Just-world hypothesis

Is the assumption that people basically get what they deserve. That whatever actions we take, the player will get what they have coming to them.

This is a really bad way to view the world.

Outcomes are separate from the decisions we make. Sometimes we make all the right decisions and unfavorable outcomes just happen which is easily understood in a game like Poker. Lots of bad things happen to people all over the world every day and the consequences of one person’s actions can spread across a nation and through multiple generations.

People do this in an attempt to judge someone’s character. We say, “I would never do that.” We do it to rationalize suffering or to reduce the feeling of guilt we have.

Go click one news article about a tragedy with a victim and read the comments. You’ll find somewhere victim shaming. It runs rampant in a world that has become desensitized to how we treat each other. If you believe the world is falling apart, there is plenty of “evidence” to support that narrative.

What’s wrong?

It’s an interesting question. If we are wondering What’s wrong? as in the general concern for someone’s welfare, we have to be brave enough to ask and to hold space for the answer (because we might not like what we hear).

However, if we are asking just to compare ourselves to someone, to poke our nose in someone’s business, that’s clearly a problem.

The act of comparison itself is often an attempt to feel better about the shortcomings we feel in our own day-to-day lives.

People sometimes can’t help but compare to others to better understand their own happiness and shun their insecurity.

Old tapes

“I’m not good enough.”

Or smart enough.

Or rich enough.

Or fit enough.

These are old tapes.

Played in our heads over and over again.

Instead, insert a new tape.

A new dialogue about ourselves in the world.

Try it.

When down on yourself, notice the voice in your head and what it is doing.

Say it out loud to yourself, “Old tape.”

Take a couple breaths and insert a new narrative.


Intuitors can make the mistake of making fun the main priority.

It might supposed to be fun.

Like going to the beach.

But making a film? Or going to the gym? Or running a marathon?

Well, yeah it can be fun but it may also is work too.

If all we emphasize is fun, then when things get hard (and not so fun anymore), people quit.

Be clear.

Work. Work when it gets hard and have fun.

Gold standard

The artist, the impresario, the ruckus maker can make others feel really uncomfortable, especially the critic who wishes they could be in their shoes. Much of that type of criticism is rooted in jealousy or aimed toward the artist rather than the work itself. The person who understands what the artist is trying to do and is offering their perspective is invaluable.

The critic compulsively compares. It is that comparison that kills joy.

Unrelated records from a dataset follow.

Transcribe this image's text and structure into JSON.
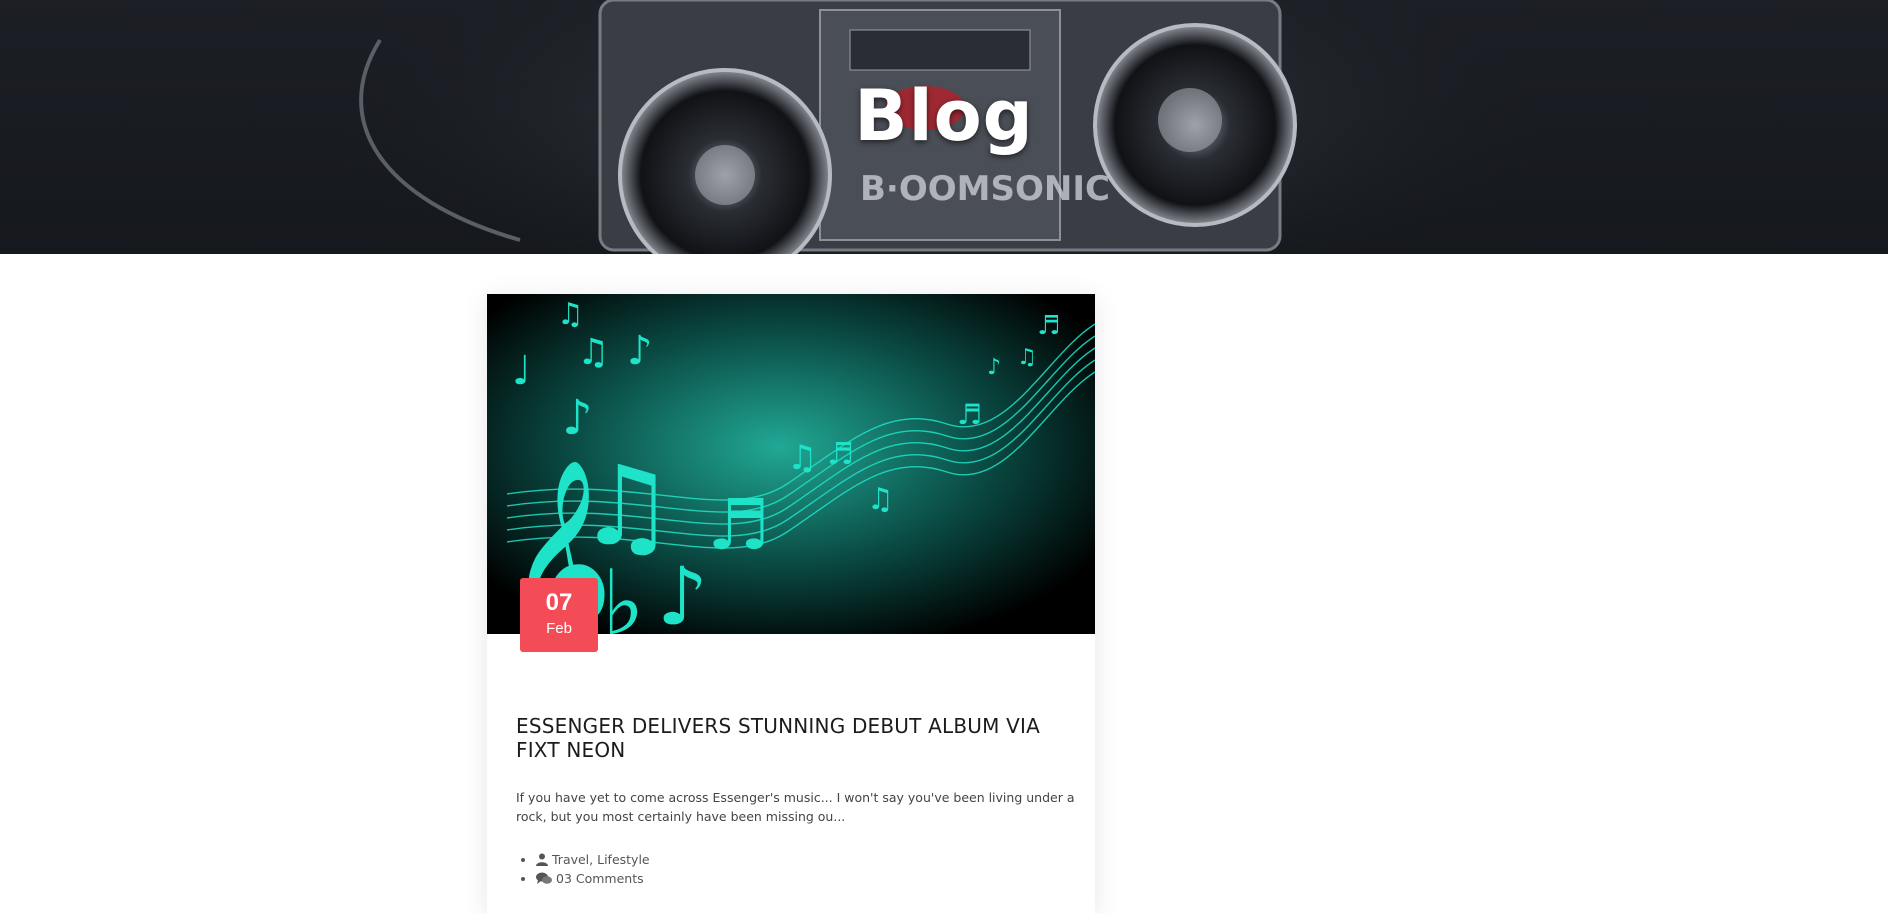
{
  "header": {
    "title": "Blog",
    "background_image": "boombox-graffiti-image"
  },
  "post": {
    "image": "music-notes-teal-image",
    "date_day": "07",
    "date_month": "Feb",
    "title": "ESSENGER DELIVERS STUNNING DEBUT ALBUM VIA FIXT NEON",
    "excerpt": "If you have yet to come across Essenger's music... I won't say you've been living under a rock, but you most certainly have been missing ou...",
    "categories": "Travel, Lifestyle",
    "comments": "03 Comments",
    "categories_icon": "user-icon",
    "comments_icon": "comments-icon"
  },
  "colors": {
    "badge": "#f44c57",
    "accent_teal": "#1ee3c8",
    "hero_bg": "#1c1f25"
  }
}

If you can’t stop comparing the new Batman to the Dark Knight, you probably didn’t enjoy the movie as much as you could. It’s easy to compare to what others see as the gold standard. (Good work often goes unnoticed.) The problem is you will always find someone with more followers or more money or more impact. There is just no need to compare.

If the artist is satisfied with whom they made an impact, there is no need to minimize the work.

Making art makes a difference. No matter how small. It is only small because of the comparison we choose to make. “Oh you got 100 people to like this blog, well the Kardashians get a million.” Good for them. But did it matter? That’s obviously up to debate. Instead of comparing to the gold standard, we can also choose to compare with someone who hasn’t shipped their best work. Or, even better, don’t worry about comparing at all and just get to work. That is what professionals do.

“Leave me alone”

Flowing Data has a great graph showing who we spend our time with as we get older.

As you might guess, we spend more time with our parents in the early years. As we get older, we spend more time with friends in high school and co-workers in the working years.

The part that was shocking to me is the time we spend alone the older we get. Presumably, we have more time and yet we spend it less with others. People are retired, they are not going to the office, there are no bosses or customers, and the kids have moved on–perhaps there is less opportunity.

It says a lot about our culture and how we value our elders.

No one to listen

When a tree falls, it still makes a sound. Even if no one is there to hear it.

And it’s the same with your art. Just because people are not seeing it doesn’t make it any less generous.

No need to give up. You can always try again.

Emphasis on process rather than outcomes

Our culture continues to become more and more complicated each day. Sometimes, the “right” answers are not apparent. And sometimes what we think are the right answers end up failing spectacularly.

It requires patience. The problem is tensions continue to grow in unresolved conflict. Rather than letting the loon noises get away from us, we can instead focus on the process.

While favorable outcomes to adversity are nice, we can’t expect those types of results anytime. When we focus on the process, we are no longer attached to the outcomes. And when we can be at peace with outcomes, we are free to do the work we always wanted to do.